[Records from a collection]
BEGIN
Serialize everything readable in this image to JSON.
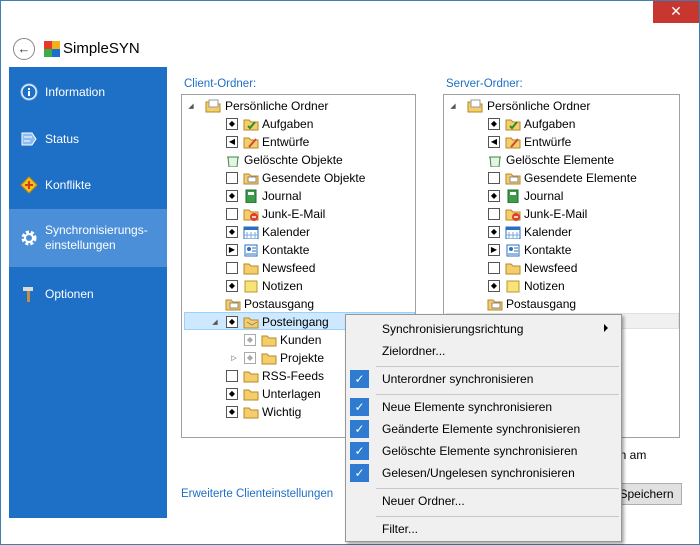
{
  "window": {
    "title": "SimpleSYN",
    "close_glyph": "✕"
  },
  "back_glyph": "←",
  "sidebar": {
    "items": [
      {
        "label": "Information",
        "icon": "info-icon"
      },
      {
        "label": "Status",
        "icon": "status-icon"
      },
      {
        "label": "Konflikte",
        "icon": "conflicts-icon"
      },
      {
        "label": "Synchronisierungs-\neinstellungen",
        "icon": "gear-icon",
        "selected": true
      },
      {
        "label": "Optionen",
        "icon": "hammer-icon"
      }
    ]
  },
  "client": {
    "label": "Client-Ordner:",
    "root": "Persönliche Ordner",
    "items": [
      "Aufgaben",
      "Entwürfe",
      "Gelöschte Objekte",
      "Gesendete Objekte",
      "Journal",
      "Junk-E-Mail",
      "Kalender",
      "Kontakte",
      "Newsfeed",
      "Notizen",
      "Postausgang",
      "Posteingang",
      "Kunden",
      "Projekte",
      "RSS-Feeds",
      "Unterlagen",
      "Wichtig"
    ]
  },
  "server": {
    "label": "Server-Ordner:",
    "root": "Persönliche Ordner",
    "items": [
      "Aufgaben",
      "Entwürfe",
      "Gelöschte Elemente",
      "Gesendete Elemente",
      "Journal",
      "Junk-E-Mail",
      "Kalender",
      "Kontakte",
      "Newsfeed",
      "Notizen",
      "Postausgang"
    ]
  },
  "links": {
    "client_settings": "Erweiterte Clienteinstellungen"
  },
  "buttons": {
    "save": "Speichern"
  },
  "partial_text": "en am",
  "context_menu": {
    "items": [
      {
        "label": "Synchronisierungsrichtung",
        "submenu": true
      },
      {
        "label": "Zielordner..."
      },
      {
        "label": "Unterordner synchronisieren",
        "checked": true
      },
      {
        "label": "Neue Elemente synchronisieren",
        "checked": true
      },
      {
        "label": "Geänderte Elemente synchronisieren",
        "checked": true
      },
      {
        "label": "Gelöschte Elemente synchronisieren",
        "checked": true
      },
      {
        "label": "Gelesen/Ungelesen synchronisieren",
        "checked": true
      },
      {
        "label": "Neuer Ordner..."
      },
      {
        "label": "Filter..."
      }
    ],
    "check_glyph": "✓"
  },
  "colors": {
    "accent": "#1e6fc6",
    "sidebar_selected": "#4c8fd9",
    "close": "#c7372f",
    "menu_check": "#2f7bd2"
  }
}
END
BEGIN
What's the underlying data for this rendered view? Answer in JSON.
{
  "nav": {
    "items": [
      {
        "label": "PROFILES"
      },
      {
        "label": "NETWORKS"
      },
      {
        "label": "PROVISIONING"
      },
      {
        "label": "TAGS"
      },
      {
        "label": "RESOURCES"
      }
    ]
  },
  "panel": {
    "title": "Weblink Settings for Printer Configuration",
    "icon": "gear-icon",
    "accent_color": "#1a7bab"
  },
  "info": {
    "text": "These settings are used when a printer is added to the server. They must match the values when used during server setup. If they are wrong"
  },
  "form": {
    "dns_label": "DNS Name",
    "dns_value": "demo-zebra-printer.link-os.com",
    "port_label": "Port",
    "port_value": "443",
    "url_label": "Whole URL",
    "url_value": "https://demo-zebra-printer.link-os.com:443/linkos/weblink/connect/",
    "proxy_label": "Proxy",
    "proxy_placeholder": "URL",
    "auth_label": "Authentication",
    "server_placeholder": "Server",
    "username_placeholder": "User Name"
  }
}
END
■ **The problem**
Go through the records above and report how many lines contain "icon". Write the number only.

■ **Written response**
6